Exercise:
Copy out each line of the data below in which the string "screenshot" appears.

-------------------------

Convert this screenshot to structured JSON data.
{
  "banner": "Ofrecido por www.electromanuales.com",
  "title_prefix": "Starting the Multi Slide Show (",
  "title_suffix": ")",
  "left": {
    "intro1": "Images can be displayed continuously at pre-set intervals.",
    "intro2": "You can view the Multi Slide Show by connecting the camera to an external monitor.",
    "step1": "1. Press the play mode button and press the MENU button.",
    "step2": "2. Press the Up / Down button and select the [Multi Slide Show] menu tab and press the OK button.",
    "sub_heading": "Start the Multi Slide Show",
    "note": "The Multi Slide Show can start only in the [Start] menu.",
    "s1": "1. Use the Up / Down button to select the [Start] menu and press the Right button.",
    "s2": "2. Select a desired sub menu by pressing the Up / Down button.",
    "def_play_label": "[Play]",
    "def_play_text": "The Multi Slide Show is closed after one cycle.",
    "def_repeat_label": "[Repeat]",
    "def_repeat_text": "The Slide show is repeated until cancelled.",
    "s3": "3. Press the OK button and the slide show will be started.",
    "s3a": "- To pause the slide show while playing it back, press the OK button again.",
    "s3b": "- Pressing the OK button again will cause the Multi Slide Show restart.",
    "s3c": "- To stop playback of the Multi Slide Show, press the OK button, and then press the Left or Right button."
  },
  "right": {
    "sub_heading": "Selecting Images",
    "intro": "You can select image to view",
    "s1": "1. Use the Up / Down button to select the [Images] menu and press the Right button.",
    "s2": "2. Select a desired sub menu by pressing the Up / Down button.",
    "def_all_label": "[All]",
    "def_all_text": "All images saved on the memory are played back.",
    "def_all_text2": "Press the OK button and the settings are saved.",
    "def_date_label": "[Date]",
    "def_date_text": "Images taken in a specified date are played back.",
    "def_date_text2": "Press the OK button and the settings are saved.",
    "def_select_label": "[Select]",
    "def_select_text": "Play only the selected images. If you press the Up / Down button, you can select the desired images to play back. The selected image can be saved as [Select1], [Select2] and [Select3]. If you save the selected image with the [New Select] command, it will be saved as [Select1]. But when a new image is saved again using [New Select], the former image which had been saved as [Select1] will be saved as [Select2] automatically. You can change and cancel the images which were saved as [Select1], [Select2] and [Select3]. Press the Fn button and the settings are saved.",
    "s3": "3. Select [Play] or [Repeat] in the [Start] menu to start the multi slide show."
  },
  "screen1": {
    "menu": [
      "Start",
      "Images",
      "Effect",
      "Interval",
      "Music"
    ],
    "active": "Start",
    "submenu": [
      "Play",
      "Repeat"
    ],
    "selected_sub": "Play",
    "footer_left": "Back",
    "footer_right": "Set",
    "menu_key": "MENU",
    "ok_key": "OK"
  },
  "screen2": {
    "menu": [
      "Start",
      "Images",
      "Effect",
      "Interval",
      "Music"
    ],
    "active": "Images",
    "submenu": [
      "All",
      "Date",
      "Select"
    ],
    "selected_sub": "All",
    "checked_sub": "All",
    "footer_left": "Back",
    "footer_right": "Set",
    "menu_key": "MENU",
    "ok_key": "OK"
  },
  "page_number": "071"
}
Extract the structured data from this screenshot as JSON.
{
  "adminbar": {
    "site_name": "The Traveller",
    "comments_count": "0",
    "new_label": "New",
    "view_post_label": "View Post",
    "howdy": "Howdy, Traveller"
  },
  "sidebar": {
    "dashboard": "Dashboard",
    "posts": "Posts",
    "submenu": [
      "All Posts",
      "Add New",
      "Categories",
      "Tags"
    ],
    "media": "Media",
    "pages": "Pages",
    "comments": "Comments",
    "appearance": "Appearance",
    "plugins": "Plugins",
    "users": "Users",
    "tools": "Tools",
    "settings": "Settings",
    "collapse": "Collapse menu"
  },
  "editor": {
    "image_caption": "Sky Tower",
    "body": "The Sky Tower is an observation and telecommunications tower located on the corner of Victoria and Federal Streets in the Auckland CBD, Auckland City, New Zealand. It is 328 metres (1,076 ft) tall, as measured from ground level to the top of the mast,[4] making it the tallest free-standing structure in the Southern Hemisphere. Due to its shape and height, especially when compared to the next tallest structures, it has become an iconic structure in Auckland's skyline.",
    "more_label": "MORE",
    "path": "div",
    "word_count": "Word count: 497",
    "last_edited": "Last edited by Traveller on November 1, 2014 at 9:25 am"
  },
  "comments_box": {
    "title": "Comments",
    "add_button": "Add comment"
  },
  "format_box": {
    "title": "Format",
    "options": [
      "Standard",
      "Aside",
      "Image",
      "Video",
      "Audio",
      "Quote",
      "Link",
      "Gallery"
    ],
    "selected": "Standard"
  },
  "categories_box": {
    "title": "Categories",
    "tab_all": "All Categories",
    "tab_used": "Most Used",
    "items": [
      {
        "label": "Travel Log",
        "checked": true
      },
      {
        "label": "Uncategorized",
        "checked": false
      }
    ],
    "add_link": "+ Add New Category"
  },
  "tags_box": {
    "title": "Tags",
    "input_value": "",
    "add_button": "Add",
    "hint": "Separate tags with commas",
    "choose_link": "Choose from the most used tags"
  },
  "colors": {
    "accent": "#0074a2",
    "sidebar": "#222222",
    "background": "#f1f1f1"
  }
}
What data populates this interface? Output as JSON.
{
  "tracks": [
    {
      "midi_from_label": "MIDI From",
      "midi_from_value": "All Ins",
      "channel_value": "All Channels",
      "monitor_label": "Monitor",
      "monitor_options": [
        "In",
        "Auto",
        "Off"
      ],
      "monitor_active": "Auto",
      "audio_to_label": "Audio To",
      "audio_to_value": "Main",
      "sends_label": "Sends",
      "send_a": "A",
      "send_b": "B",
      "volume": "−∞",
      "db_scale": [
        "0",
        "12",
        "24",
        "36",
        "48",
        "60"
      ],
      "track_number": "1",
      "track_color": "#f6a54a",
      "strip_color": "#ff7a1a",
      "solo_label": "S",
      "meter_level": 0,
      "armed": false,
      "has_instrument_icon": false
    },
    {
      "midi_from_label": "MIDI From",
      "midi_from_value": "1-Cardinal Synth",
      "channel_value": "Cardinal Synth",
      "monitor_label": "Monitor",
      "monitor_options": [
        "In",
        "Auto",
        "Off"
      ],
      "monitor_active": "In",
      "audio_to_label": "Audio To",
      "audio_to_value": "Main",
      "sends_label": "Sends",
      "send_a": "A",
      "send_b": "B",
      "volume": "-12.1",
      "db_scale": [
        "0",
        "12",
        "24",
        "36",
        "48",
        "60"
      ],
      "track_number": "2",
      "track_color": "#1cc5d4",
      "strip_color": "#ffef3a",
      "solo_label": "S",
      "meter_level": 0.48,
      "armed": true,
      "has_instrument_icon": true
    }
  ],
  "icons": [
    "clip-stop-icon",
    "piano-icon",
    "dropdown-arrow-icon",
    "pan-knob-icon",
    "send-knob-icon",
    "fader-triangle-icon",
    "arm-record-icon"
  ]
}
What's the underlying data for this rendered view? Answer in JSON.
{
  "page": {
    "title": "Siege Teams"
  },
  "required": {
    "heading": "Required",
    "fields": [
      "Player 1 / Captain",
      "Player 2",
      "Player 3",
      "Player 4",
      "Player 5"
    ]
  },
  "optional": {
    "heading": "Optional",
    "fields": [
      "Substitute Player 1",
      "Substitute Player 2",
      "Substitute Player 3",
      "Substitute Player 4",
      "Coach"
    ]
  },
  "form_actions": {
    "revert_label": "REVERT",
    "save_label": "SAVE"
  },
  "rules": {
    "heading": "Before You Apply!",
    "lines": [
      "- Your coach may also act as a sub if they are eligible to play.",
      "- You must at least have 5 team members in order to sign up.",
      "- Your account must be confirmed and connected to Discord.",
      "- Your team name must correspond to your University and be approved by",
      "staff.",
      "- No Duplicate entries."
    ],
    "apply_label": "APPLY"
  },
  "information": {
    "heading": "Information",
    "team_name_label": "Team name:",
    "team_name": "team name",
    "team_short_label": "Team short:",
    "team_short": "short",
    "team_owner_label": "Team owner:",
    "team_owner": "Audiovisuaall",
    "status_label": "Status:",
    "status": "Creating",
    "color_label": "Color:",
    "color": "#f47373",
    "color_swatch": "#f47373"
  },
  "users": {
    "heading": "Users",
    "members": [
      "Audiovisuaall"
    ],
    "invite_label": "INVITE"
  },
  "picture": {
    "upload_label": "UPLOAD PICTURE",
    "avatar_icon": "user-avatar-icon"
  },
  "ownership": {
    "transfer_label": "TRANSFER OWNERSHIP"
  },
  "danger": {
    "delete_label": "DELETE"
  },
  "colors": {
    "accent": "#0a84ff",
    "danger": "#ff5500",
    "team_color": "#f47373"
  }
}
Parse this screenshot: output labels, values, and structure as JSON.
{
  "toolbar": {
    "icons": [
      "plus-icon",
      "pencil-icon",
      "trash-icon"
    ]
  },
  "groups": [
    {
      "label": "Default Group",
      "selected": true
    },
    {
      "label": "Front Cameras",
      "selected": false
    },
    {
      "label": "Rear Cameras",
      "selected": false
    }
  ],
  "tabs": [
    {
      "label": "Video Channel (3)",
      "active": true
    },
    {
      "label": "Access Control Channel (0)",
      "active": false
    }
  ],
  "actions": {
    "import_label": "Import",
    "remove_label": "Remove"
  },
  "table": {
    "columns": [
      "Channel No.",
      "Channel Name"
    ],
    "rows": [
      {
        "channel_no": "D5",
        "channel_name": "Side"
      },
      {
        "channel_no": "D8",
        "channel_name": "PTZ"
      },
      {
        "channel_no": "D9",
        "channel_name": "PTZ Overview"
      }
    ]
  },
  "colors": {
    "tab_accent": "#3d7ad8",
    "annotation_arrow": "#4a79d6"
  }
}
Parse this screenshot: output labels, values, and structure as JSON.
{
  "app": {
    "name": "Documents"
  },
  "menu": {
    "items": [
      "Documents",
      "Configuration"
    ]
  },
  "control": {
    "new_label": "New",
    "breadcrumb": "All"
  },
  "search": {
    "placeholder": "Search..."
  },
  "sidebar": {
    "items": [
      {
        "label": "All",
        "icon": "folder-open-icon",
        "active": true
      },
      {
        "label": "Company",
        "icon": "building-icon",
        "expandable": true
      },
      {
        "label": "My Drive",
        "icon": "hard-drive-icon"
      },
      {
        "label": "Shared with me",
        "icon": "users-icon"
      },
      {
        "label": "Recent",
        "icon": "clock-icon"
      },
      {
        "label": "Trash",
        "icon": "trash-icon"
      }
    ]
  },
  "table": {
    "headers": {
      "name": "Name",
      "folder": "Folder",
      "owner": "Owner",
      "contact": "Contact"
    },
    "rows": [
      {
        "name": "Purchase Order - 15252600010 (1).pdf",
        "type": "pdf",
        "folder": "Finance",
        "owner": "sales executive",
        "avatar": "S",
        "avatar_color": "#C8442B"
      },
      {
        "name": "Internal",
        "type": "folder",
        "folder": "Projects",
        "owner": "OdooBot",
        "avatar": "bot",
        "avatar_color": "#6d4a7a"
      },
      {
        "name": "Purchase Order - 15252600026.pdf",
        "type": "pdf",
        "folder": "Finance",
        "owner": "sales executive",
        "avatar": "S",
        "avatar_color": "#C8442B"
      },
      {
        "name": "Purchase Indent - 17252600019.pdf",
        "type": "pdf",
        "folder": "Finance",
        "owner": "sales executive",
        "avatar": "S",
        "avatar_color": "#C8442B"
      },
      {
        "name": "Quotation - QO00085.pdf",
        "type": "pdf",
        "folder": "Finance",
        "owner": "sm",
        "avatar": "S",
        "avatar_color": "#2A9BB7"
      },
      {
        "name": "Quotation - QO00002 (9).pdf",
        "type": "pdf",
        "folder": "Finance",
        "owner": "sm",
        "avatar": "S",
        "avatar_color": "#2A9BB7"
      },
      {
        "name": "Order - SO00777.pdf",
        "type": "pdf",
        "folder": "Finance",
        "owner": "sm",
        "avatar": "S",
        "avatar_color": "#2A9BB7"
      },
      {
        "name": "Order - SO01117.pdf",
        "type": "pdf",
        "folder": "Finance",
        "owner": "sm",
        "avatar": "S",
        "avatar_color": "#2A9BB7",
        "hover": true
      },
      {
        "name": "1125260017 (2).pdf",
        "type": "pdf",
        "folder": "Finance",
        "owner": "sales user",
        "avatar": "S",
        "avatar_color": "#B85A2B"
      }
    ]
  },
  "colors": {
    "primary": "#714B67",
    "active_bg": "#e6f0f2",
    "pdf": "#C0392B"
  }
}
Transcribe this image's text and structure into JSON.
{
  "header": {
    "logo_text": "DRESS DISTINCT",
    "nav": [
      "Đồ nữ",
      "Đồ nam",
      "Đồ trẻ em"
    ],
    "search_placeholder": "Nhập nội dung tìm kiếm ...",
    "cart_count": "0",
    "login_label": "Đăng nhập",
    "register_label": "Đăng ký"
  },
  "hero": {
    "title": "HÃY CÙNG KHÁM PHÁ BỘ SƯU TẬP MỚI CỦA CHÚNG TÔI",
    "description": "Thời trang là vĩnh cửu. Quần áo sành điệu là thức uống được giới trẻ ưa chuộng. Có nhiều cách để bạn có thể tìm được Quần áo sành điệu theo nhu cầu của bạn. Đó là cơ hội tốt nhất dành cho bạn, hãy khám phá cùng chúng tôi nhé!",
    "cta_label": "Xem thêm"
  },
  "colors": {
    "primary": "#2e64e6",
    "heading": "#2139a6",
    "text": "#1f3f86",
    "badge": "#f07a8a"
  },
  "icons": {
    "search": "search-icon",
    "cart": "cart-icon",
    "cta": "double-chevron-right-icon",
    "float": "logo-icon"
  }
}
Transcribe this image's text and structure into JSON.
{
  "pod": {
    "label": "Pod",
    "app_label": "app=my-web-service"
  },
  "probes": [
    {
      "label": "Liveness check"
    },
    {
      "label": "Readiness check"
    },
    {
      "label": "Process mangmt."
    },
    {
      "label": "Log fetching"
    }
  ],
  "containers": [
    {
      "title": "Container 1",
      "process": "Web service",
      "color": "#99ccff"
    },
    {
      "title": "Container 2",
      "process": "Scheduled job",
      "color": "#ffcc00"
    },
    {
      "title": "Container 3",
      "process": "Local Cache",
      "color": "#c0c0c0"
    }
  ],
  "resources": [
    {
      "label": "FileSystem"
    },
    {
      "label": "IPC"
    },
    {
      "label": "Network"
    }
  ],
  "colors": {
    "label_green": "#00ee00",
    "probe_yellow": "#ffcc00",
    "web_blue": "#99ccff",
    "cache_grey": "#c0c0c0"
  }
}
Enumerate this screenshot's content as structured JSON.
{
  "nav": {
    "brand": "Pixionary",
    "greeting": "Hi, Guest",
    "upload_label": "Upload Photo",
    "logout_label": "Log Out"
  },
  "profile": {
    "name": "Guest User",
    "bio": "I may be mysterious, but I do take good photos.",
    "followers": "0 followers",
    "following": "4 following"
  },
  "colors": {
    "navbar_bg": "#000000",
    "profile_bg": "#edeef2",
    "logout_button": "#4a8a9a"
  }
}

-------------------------

Task output:
Convert this screenshot to structured JSON data.
Extract the structured data from this screenshot as JSON.
Parse this screenshot: output labels, values, and structure as JSON.
Parse this screenshot: output labels, values, and structure as JSON.
Enumerate this screenshot's content as structured JSON.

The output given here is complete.